In his article, Necessary Songs: The Case for Singing the Entire Psalter, Martin Tel makes a nice case for expanding what we do in worship with the Psalms.

One of his main points, that some of the expressions in the psalms do not match the modern American sensibility, is probably a good reason to take his advice. Any time we can point out the difference between the reality of God and modern American sensibilities, people can grow in grace and truth.

The real questions are practical.

Some congregations struggle with the psalms presently printed in Christian Worship. If we expand the number of words that a congregation might speak or sing, how can we put the psalms into a format that makes them accessible to those kinds of congregations? Perhaps appropriate background music for the oral reading of an entire psalm would help them. Perhaps they would sing a hymn based on a psalm, a metrical paraphrase, instead.

Other congregations have used the psalms presently printed in Christian Worship so often that they are getting old. They are appreciating the psalms in Christian Worship: Supplement, but they are looking for more. Perhaps having the text of an entire psalm in a fresh setting would help them.

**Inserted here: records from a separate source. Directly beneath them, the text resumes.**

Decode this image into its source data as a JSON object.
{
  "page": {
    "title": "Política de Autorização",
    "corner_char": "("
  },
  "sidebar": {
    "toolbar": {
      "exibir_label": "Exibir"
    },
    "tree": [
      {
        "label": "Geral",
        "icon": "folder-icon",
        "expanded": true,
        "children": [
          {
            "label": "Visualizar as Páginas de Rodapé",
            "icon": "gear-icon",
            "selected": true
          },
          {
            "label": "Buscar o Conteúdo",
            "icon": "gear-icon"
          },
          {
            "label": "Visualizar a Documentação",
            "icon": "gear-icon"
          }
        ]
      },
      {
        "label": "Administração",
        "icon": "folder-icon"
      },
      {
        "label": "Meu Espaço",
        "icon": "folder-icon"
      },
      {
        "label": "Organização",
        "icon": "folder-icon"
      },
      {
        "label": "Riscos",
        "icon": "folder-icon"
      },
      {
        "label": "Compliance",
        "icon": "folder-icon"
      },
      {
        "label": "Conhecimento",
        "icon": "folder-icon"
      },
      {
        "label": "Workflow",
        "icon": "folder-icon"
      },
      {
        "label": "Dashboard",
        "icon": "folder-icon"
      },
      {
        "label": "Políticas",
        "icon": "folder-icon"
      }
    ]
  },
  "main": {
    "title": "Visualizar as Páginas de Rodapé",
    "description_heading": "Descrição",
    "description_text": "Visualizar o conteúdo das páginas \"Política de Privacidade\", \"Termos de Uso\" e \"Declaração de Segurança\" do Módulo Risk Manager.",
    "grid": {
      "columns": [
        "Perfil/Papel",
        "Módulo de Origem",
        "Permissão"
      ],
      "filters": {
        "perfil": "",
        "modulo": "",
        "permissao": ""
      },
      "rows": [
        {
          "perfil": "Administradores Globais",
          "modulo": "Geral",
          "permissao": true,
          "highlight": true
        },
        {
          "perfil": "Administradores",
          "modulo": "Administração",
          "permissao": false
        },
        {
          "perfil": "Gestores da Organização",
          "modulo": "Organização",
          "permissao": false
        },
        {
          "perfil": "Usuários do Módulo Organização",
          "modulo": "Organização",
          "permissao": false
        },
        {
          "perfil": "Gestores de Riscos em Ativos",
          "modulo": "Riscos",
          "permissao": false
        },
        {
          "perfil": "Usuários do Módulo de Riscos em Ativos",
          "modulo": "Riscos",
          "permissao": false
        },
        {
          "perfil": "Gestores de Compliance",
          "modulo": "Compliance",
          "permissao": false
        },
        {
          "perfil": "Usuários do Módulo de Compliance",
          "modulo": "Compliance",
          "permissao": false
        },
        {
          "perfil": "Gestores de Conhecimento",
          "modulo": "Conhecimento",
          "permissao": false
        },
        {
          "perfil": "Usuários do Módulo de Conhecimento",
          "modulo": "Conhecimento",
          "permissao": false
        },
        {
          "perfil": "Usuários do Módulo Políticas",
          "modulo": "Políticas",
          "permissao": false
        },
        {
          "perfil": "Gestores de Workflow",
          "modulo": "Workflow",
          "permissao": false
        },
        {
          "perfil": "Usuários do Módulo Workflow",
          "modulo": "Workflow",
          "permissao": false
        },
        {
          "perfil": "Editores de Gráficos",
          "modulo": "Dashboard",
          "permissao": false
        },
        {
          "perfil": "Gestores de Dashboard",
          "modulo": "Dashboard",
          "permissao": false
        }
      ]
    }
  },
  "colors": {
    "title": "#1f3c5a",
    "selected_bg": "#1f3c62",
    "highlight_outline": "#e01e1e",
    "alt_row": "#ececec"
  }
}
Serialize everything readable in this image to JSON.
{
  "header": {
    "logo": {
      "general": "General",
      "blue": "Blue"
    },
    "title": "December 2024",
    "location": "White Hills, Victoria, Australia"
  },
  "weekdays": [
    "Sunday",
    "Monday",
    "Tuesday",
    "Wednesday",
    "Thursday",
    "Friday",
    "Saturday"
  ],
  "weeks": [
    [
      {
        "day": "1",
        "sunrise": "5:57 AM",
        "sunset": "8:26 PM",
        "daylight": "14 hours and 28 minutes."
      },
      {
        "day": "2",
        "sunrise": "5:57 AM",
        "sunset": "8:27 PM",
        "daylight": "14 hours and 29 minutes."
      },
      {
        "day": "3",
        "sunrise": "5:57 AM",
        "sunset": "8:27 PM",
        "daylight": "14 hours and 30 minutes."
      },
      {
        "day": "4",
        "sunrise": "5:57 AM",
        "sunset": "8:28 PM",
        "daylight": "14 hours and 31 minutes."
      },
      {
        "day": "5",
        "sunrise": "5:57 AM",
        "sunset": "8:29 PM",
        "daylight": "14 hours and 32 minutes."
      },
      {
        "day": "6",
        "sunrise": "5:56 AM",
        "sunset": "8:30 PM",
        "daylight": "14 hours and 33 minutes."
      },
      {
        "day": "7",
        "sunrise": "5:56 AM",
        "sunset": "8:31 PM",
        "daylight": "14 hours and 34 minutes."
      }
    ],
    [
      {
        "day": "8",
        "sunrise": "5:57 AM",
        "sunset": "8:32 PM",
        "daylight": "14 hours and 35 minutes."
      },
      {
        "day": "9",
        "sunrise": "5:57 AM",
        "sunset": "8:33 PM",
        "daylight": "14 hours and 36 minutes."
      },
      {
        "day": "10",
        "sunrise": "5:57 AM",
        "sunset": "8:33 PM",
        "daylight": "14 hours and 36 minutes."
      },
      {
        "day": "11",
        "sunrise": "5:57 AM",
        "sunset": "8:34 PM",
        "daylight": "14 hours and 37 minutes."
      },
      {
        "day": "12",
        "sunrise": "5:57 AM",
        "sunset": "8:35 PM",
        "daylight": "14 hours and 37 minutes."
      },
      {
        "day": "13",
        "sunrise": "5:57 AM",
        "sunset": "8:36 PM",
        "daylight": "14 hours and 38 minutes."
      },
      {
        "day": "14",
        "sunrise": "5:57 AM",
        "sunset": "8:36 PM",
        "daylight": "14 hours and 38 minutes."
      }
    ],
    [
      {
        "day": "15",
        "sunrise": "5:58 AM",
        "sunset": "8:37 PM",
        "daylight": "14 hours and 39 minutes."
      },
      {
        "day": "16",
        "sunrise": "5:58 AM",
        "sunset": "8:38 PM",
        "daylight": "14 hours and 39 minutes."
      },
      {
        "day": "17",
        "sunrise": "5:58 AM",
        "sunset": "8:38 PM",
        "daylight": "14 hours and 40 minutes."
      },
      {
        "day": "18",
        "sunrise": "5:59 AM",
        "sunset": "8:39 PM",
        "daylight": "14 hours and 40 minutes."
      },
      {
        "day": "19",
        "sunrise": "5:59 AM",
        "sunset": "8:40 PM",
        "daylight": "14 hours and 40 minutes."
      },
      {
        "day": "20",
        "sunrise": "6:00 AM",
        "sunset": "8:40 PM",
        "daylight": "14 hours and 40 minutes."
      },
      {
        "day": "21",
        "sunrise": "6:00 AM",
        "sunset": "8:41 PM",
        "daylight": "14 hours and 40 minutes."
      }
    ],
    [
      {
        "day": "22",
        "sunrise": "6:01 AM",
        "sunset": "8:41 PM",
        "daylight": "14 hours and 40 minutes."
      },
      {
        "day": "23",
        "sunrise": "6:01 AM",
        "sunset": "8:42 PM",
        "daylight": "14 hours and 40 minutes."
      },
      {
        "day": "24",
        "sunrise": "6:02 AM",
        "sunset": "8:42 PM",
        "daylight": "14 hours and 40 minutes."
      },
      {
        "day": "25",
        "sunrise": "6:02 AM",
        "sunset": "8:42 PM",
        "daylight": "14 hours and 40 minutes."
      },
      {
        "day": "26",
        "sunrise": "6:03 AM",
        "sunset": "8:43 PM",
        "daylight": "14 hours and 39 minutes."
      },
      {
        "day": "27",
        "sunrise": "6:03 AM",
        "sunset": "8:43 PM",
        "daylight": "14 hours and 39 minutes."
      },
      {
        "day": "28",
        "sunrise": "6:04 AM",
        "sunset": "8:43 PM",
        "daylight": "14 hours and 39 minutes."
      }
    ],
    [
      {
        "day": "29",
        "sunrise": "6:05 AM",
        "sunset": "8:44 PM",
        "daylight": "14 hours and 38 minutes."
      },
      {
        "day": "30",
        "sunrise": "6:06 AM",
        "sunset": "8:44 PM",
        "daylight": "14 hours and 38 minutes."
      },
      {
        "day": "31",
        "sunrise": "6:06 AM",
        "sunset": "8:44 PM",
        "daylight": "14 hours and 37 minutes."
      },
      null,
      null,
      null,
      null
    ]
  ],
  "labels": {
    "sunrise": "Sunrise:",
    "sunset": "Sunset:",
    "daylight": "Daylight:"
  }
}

Near the end of his article, Tel makes the case that abridged psalms might still be very useful in some locations. How much to abridge them is one question. Whether and how to use refrains, both old and new, is another question. But we have become accustomed, sometimes even fondly, to the abridged psalms with refrains in Christian Worship, and they seem to have a good place in WELS worship practices.

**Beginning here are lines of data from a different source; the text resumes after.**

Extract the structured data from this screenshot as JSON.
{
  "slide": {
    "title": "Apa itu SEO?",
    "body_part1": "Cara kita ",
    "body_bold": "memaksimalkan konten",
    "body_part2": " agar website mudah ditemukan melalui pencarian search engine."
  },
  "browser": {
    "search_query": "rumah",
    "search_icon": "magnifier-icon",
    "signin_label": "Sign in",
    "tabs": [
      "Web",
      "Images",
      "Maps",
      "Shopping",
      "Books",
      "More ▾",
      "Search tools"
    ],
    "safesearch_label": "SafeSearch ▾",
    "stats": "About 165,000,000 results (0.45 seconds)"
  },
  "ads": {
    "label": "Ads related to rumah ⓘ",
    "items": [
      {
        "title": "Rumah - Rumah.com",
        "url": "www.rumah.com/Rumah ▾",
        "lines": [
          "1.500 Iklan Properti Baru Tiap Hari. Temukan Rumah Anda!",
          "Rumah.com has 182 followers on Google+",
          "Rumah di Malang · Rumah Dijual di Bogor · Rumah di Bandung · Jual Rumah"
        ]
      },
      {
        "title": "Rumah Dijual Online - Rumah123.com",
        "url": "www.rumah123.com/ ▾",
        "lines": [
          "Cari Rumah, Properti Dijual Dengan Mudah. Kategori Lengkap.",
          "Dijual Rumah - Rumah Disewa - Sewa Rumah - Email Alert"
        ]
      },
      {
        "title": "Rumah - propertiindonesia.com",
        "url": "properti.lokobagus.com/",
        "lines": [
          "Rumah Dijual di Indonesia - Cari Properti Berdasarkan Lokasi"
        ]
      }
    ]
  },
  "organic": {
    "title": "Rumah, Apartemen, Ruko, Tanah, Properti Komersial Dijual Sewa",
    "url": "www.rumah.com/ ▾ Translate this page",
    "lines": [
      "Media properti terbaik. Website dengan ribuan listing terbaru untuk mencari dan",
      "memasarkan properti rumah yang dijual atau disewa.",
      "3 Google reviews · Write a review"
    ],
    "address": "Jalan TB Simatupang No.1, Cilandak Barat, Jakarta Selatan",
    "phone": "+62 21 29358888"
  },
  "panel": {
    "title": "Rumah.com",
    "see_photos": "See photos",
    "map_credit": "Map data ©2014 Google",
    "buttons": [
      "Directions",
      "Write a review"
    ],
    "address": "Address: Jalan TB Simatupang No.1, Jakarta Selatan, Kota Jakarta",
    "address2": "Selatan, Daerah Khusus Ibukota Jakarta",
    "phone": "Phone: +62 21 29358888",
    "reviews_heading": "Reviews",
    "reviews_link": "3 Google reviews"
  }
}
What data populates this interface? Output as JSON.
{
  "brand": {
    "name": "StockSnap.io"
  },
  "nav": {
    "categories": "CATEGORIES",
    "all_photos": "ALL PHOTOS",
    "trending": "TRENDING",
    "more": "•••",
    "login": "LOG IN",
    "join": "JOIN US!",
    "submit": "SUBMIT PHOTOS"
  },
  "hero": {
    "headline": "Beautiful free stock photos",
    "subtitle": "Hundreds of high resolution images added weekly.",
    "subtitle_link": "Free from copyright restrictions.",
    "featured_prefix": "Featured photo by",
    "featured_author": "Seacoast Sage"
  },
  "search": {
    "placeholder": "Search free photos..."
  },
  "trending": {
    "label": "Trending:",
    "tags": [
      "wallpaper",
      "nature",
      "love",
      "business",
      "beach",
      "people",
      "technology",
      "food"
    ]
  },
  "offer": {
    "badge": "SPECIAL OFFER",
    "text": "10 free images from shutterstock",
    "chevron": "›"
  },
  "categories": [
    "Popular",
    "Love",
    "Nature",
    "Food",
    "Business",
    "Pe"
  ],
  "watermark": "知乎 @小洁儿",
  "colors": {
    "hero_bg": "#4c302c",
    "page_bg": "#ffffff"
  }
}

What do you think? Publish all the psalms or just selected ones? Publish all the verses or just selected ones?

There is good reason to put a lot of effort into our consideration of psalms in the new hymnal. As Martin Luther wrote, the psalms are words of prophecy, instruction, comfort, prayer, and thanks. He prayed them daily and published how he found Christ in each one.

Do we find Christ in the psalms? That is enough to make them valuable. And as the hymnal of the Scripture, the psalms, whether whole or abridged, will be a valuable part of our synod’s new hymnal.

I’d like to point out that three new resources were posted to the WELS Hymnal Project website recently.

The first is a lengthy work entitled, “Studies in Lutheran Chorales,” by Hilton C. Oswald. From the resource description:

Between the years 1961 and 1997 a series of essays by Hilton Oswald appeared in The Lutheran School Bulletin, the predecessor to The Lutheran Educator. The collection of 47 essays is unique for its contribution in the English language to the understanding of German Lutheran hymns. On the pages of this collection of essays Oswald urges Lutherans to understand and appreciate the treasure of German Lutheran hymnody that we have inherited. The WELS Hymnal Project presents this document, newly formatted and digitized, for useful study in WELS and beyond.

The second is the inaugural issue of Viva Vox, a newsletter published in 1955 by Ralph Gehrke and Kurt Eggert. From the resource description:

In the mid 1950’s Lutheran colleagues Rev. Kurt Eggert and Professor Ralph Gehrke teamed up to circulate a worship newsletter entitled Viva Vox (the Living Voice [of the Gospel]). With Rev. Eggert having served as the project director for Christian Worship: A Lutheran Hymnal, the reproduction of these editions is intended only to illustrate how many of the same worship issues of half a century ago are still facing us today as we humbly take on the daunting task and responsibility of working on our next worship book and its accompanying resources. We will add editions as time allows, and we plan to write a few blog articles referencing topics covered in Viva Vox.

The third is a Scripture index of Christian Worship: Supplement. From the resource description:

An extensive scripture index for the hymns of Christian Worship: A Lutheran Hymnal is included in the final pages of Christian Worship: Handbook (Dr. C.T. Aufdemberge). A number of years ago a similar index was prepared for Christian Worship: Supplement and is now made available in the hopes that it will serve as a helpful resource for hymn selection in any number of settings.

We present these resources to you in the hopes that you find them useful and edifying.